In the UK, distributions in the form of remuneration or dividends are subject to personal income tax, while capital distributions such as the repayment of share capital or a distribution made in a winding-up are usually subject to capital gains tax. The government is concerned that companies - in particular small close companies - are paying income distributions in the form of capital distributions, in order to benefit from the lower rates of capital gains tax. The changes to the company distributions rules as part of Finance Bill 2016 are designed to discourage this.
ACCA understands the rationale for the proposed changes to company distribution rules.
We agree that the ability to obtain tax advantages by extracting value from companies in the form of capital, rather than income distribution, can distort decision-making, and we agree that this is undesirable from an economic perspective.

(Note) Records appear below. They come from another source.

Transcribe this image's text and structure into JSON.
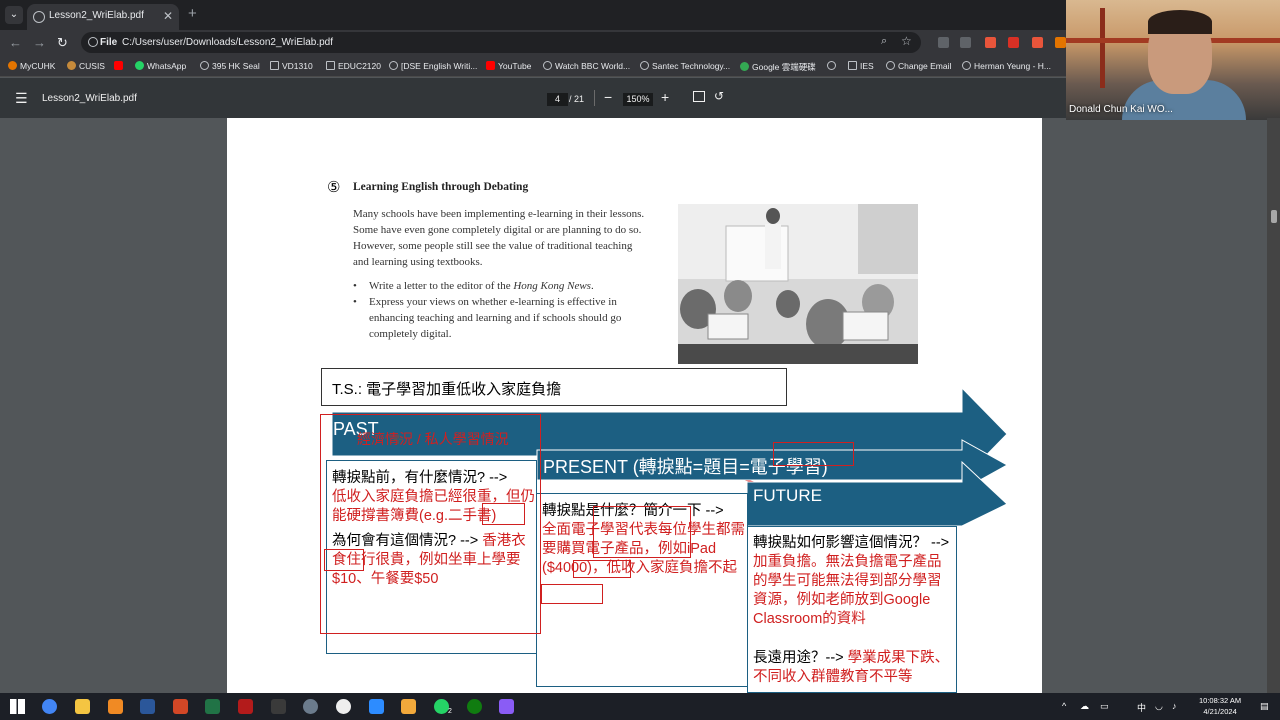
{
  "browser": {
    "tab_title": "Lesson2_WriElab.pdf",
    "omnibox_label": "File",
    "url": "C:/Users/user/Downloads/Lesson2_WriElab.pdf",
    "bookmarks": [
      "MyCUHK",
      "CUSIS",
      "",
      "WhatsApp",
      "395 HK Seal",
      "VD1310",
      "EDUC2120",
      "[DSE English Writi...",
      "YouTube",
      "Watch BBC World...",
      "Santec Technology...",
      "Google 雲端硬碟",
      "",
      "IES",
      "Change Email",
      "Herman Yeung - H..."
    ]
  },
  "pdf_toolbar": {
    "filename": "Lesson2_WriElab.pdf",
    "page": "4",
    "total": "/ 21",
    "zoom": "150%"
  },
  "webcam": {
    "name": "Donald Chun Kai WO..."
  },
  "document": {
    "task_number": "⑤",
    "task_title": "Learning English through Debating",
    "para1": "Many schools have been implementing e-learning in their lessons. Some have even gone completely digital or are planning to do so. However, some people still see the value of traditional teaching and learning using textbooks.",
    "bullet1_pre": "Write a letter to the editor of the ",
    "bullet1_em": "Hong Kong News",
    "bullet1_post": ".",
    "bullet2": "Express your views on whether e-learning is effective in enhancing teaching and learning and if schools should go completely digital."
  },
  "annotation": {
    "ts": "T.S.: 電子學習加重低收入家庭負擔",
    "past_label": "PAST",
    "past_overlay": "經濟情況 / 私人學習情況",
    "present_label": "PRESENT (轉捩點=題目=電子學習)",
    "future_label": "FUTURE",
    "past_q1": "轉捩點前，有什麼情況? -->",
    "past_a1": "低收入家庭負擔已經很重，但仍能硬撐書簿費(e.g.二手書)",
    "past_q2": "為何會有這個情況? -->",
    "past_a2": "香港衣食住行很貴，例如坐車上學要$10、午餐要$50",
    "present_q": "轉捩點是什麼？簡介一下 -->",
    "present_a": "全面電子學習代表每位學生都需要購買電子產品，例如iPad ($4000)，低收入家庭負擔不起",
    "future_q1": "轉捩點如何影響這個情況？ -->",
    "future_a1": "加重負擔。無法負擔電子產品的學生可能無法得到部分學習資源，例如老師放到Google Classroom的資料",
    "future_q2": "長遠用途？-->",
    "future_a2": "學業成果下跌、不同收入群體教育不平等"
  },
  "taskbar": {
    "time": "10:08:32 AM",
    "date": "4/21/2024",
    "ime": "中",
    "whatsapp_badge": "2"
  },
  "colors": {
    "arrow": "#1c5f82",
    "annotation_red": "#d02020"
  }
}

While there is a need for the differing treatments, they should be available only where appropriate.
However, the changes proposed under Finance Bill 2016 could have undesirable consequences on entrepreneurial companies, leading to potentially negative impacts on the UK economy as a whole.
We would urge the government to bear in mind that sound planning for tax is essential to operating and growing viable businesses. Any anti-avoidance legislation should therefore be balanced against the need to encourage the creation and continued operation of such businesses.

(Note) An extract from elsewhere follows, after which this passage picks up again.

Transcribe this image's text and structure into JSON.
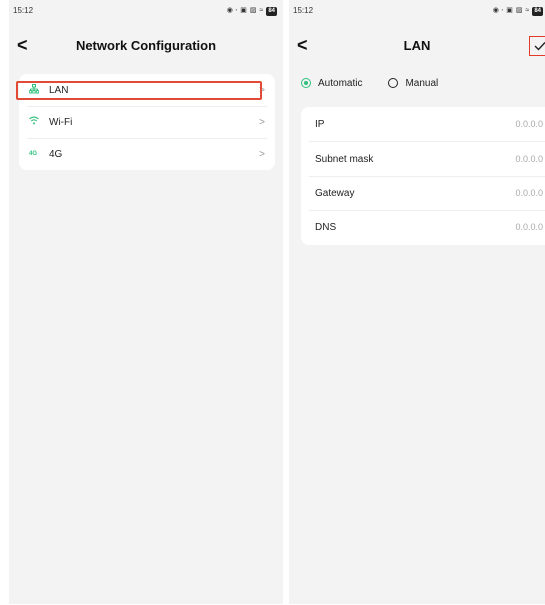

Finally, we would suggest a review and reconsideration of clause 17 of Finance Bill 2016, in relation to the counteraction process.

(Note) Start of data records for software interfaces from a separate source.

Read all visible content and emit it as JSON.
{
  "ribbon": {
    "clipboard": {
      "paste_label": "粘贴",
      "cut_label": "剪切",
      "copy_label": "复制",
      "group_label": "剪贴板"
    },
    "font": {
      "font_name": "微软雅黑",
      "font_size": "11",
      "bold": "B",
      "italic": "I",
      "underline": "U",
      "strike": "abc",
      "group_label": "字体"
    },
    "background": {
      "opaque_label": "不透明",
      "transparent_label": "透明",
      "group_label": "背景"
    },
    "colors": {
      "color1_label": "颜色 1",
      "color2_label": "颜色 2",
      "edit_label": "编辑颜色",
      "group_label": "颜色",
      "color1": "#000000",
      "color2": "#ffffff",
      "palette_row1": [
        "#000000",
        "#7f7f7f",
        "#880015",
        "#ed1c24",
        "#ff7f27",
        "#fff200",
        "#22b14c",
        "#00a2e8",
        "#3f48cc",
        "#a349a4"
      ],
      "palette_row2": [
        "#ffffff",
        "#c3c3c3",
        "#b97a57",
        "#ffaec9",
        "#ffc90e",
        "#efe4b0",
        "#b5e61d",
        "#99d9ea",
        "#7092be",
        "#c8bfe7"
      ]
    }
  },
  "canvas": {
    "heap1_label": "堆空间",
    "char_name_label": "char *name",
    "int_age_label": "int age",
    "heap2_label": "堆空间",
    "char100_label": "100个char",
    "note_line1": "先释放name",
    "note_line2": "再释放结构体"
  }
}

We believe the changes could result in taxpayers being disproportionately penalised where counteraction procedures are unjustified.